Where a line below holds the string "name", count it; then give the total without any other words.
=====
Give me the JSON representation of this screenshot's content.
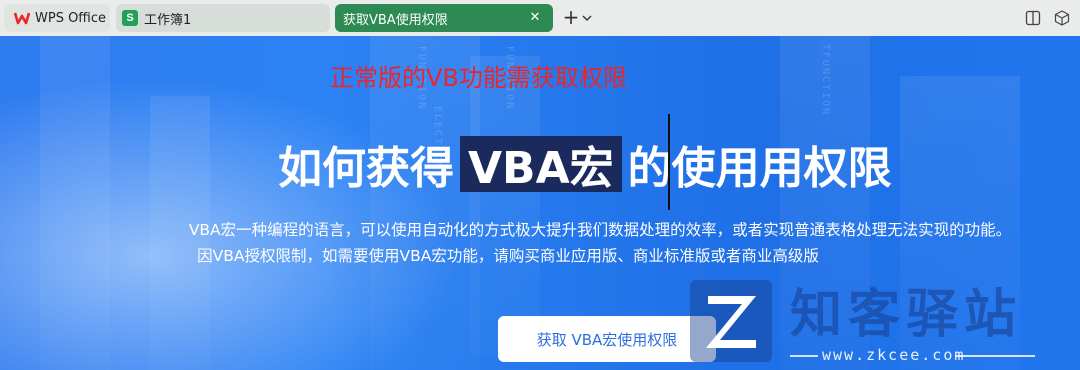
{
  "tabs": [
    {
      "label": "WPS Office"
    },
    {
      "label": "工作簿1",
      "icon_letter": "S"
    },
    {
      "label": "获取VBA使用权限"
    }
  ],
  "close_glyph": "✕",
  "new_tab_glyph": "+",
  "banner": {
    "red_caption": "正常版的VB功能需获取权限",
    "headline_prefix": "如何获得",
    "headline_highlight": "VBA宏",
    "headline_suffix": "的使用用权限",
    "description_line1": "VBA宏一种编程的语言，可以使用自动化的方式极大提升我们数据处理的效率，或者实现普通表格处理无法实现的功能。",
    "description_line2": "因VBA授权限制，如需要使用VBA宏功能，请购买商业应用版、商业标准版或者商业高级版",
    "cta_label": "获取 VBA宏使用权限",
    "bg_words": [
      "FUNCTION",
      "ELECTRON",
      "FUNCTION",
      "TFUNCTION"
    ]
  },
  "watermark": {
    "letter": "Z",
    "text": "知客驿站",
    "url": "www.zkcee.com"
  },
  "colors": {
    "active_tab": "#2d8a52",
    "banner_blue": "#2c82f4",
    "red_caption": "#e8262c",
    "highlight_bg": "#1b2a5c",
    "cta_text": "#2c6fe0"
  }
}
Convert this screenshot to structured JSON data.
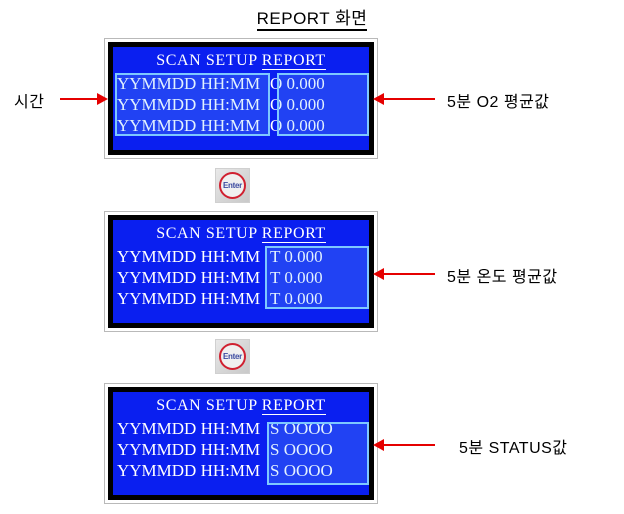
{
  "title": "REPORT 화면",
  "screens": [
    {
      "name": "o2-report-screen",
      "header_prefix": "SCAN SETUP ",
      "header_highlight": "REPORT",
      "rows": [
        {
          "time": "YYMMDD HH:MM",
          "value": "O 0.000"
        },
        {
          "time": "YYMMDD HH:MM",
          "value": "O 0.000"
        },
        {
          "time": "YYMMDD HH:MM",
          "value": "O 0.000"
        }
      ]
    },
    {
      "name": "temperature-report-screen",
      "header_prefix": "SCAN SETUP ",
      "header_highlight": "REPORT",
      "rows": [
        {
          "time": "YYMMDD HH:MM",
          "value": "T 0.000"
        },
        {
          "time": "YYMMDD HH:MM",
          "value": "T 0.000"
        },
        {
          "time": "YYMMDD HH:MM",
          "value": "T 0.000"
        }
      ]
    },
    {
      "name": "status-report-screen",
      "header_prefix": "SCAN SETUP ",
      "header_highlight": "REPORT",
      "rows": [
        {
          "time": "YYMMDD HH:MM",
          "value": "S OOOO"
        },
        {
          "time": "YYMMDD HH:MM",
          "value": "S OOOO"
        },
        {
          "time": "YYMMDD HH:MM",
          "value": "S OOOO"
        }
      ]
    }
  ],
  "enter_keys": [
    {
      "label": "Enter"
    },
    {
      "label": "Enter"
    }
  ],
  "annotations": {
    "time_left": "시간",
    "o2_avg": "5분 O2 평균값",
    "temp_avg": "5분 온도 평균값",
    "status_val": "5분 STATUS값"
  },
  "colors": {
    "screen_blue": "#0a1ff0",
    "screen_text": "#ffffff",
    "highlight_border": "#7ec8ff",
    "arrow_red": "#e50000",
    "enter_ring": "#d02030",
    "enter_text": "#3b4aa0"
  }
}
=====
**Finished task:** 3